The demand for ground-mount photovoltaic (PV) capacity in Europe will decline by 40 percent in 2016 over the previous year, but recovery is expected after 2018. Part of this recovery will take place through future demand in currently non-existing markets.IHS Markit has observed an evolution of ground-mount PV pipelines in European markets without explicit support for such projects, including Ireland, Spain and Portugal. As we have seen in other countries in the past, these planned projects could be installed very quickly, as soon as a regulatory framework can ensure sufficient revenues for investors.
In Spain, recently announced initial plans for a renewable power tender that could include 2 gigawatts (GW) of solar power is reviving the hope to deploy PV plants among developers with planned projects in this currently dormant market. More than 8 GW of PV projects under development have secured grid-connection permits over the past four years, but the majority has not advanced further.Of these projects, IHS Markit is tracking close to 2 GW that have advanced over the past year toward receiving final construction approval. The developers of these projects claim that the revenue from these projects would come from selling power on the wholesale power market, an approach that IHS Markit deems highly risky, with low chances for most projects to secure the necessary financing. However, a potential PV tender increases the likelihood that some of the pipeline projects could be built over the next five years.
PV developers in Portugal also claim to target the wholesale power market, but with smaller scale than in Spain. In fact, grid-connection applications for 2.3 GW of projects have already been filed, but until Portugal announces a solid support scheme for large-scale PV plants, the majority of planned projects are unrealistic. It will be very difficult to finance projects without fixed-rate power purchase agreements. Iberian power prices do not justify such an investment, and PV projects need guaranteed long-term revenues to be viable.
In Ireland, policy makers are preparing an incentive scheme to come into place in 2017. This is also the European market where the PV pipeline has grown most rapidly over the past year. IHS Markit currently tracks 3 GW of PV projects in Ireland at various stages of permitting. All of these projects are betting on future incentives for ground-mount PV projects. Few details have been released regarding the tariffs or conditions in a future support scheme. If an attractive scheme comes into place, a wave of construction activity can be expected.
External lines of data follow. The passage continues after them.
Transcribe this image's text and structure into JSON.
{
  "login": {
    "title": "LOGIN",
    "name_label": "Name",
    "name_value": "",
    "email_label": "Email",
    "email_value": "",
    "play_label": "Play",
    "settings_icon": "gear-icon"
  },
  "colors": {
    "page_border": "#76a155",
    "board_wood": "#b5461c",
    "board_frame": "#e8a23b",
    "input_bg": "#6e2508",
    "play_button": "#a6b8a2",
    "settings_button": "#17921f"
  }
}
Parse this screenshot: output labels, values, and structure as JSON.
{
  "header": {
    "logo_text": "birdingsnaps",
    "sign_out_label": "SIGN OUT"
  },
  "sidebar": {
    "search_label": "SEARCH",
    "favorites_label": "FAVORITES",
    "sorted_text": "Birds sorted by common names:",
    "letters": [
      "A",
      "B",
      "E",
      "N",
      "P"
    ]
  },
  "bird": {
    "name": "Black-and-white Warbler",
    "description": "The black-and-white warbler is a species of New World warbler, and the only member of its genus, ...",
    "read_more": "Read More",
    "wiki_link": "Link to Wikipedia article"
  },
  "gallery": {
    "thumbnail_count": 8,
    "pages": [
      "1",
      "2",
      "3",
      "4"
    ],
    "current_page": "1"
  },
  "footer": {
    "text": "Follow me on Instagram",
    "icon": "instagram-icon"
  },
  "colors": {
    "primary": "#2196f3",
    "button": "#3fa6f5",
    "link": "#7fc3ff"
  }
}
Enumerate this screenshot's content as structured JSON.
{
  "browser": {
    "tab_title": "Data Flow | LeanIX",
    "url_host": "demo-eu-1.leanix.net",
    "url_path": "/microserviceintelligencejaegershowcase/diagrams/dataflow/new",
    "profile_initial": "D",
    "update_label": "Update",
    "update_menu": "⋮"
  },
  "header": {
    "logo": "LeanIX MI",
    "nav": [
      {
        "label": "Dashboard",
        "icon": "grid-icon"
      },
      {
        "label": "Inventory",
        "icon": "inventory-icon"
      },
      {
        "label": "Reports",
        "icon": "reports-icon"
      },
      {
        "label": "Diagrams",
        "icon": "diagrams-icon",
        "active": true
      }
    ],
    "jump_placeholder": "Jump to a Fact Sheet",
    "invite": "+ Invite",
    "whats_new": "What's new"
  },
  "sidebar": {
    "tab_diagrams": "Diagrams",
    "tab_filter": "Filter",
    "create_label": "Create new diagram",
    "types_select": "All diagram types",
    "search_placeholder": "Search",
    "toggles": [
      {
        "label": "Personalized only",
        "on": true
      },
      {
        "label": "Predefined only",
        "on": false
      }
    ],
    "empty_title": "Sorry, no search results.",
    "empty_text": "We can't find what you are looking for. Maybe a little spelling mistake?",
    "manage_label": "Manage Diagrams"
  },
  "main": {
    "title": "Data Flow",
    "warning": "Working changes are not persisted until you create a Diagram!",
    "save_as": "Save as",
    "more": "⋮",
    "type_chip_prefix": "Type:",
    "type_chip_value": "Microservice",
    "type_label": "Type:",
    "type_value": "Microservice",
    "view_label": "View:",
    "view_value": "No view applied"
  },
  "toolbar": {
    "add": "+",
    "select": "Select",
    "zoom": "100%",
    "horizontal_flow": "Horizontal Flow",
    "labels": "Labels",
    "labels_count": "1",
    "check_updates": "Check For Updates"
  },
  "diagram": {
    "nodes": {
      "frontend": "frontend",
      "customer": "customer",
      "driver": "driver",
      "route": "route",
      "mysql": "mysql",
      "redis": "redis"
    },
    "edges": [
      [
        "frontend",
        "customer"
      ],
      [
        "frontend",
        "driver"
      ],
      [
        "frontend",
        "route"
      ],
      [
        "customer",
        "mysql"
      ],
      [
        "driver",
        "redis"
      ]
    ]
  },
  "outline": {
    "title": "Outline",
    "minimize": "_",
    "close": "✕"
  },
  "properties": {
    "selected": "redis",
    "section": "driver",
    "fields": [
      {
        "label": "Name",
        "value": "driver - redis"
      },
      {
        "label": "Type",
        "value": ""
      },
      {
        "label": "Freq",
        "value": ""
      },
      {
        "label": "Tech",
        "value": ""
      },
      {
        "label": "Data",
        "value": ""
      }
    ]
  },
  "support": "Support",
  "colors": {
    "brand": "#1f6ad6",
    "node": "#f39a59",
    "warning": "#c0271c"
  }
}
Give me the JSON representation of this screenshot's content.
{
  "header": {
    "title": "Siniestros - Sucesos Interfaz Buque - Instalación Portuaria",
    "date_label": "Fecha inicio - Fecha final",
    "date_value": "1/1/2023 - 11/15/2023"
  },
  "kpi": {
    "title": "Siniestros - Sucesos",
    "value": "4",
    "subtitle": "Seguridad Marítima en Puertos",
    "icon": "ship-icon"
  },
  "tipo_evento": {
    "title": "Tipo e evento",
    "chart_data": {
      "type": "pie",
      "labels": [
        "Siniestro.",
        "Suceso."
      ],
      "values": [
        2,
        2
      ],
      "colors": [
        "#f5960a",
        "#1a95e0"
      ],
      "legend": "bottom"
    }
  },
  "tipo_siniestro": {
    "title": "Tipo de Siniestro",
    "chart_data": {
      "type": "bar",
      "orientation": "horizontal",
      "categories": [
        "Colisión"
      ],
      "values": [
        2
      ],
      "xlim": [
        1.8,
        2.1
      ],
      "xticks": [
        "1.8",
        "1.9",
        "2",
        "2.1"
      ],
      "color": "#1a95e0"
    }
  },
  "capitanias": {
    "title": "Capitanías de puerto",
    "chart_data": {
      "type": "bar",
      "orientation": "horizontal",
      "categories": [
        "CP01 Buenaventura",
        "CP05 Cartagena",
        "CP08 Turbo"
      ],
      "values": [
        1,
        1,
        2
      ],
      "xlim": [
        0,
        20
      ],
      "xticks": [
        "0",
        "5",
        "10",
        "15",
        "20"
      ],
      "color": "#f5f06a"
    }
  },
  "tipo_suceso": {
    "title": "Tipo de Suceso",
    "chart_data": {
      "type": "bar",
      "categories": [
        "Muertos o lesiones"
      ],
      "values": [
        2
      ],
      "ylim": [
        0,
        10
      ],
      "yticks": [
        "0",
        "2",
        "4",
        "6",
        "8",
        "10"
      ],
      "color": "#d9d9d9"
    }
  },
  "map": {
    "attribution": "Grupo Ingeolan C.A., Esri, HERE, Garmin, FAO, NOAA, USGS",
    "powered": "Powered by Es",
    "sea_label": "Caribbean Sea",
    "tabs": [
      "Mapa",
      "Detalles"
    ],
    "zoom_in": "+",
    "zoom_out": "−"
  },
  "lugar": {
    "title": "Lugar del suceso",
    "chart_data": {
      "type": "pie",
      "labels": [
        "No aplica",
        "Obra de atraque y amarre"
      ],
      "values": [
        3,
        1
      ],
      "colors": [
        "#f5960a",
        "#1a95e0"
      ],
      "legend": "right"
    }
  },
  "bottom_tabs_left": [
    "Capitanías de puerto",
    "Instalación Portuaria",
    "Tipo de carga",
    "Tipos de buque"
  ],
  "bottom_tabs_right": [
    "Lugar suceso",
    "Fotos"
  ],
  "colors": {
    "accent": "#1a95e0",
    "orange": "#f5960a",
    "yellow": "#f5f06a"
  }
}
These are three markets, where developers have eagerly built up PV pipelines in anticipation of improved local conditions, and further decline in PV system prices. The exact contribution that these countries will provide to the overall ground-mount PV market in Europe still hinges on regulatory provisions that have yet to be rolled out.